## [WHAT YOU NEED TO DO]
Copy out each line of the listing below in which the string "title" occurs.

## [DATASET]
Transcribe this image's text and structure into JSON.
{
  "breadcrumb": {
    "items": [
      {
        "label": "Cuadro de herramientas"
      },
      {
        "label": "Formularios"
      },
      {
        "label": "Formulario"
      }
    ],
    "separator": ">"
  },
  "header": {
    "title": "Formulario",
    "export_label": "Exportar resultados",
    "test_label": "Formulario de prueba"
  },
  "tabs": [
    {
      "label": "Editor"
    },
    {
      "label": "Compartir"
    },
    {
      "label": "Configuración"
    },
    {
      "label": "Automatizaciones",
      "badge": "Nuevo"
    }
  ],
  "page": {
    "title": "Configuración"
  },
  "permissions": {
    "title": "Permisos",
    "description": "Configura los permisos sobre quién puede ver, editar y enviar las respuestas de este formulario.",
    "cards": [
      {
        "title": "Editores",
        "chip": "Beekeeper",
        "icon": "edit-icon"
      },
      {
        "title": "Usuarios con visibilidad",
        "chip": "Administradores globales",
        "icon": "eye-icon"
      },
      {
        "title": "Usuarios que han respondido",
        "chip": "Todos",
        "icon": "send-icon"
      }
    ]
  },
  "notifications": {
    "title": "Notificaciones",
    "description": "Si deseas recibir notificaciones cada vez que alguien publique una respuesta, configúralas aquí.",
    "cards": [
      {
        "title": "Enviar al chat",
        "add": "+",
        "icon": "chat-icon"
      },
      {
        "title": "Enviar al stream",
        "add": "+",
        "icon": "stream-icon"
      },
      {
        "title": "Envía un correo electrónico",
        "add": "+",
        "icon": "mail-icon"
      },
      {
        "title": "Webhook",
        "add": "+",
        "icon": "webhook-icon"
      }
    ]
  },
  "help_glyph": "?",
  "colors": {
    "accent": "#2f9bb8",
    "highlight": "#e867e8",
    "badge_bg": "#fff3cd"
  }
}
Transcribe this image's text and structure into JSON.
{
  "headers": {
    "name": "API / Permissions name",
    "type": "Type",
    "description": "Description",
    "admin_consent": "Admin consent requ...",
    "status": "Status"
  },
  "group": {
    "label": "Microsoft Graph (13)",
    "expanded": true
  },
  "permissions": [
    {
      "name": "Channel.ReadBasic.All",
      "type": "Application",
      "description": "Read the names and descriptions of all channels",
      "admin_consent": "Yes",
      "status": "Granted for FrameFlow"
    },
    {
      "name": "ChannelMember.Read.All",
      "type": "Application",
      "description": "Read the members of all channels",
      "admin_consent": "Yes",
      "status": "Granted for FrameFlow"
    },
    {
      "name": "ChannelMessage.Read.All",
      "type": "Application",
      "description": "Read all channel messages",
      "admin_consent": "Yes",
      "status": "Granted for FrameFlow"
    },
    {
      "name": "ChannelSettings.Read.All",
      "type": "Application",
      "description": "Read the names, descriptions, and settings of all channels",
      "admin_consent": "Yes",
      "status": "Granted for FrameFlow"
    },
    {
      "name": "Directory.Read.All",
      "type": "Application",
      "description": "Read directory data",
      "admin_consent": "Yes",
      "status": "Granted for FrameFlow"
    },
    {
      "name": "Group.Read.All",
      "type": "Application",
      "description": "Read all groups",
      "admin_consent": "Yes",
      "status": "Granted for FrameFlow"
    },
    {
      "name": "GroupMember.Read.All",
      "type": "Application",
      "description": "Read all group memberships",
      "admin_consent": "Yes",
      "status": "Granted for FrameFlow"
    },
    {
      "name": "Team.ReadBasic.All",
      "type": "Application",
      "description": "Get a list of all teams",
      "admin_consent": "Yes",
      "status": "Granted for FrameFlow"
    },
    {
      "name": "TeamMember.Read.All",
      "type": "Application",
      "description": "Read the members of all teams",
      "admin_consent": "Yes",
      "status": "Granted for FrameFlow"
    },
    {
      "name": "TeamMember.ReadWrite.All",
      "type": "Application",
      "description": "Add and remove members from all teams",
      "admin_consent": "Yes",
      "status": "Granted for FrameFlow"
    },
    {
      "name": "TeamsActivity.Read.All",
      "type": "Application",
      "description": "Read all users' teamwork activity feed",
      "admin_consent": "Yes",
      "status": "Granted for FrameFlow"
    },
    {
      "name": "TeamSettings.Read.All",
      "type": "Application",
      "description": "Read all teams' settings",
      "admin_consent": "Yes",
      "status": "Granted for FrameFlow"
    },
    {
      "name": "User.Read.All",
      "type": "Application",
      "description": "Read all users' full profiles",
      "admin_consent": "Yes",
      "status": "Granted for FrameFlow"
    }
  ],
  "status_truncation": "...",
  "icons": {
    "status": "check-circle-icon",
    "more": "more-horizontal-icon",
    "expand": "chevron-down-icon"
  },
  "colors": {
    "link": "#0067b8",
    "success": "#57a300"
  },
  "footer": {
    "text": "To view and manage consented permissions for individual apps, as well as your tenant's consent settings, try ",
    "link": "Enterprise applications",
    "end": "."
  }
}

## [EXERCISE RESPONSE]
    "title": "Formulario",
    "title": "Configuración"
    "title": "Permisos",
        "title": "Editores",
        "title": "Usuarios con visibilidad",
        "title": "Usuarios que han respondido",
    "title": "Notificaciones",
        "title": "Enviar al chat",
        "title": "Enviar al stream",
        "title": "Envía un correo electrónico",
        "title": "Webhook",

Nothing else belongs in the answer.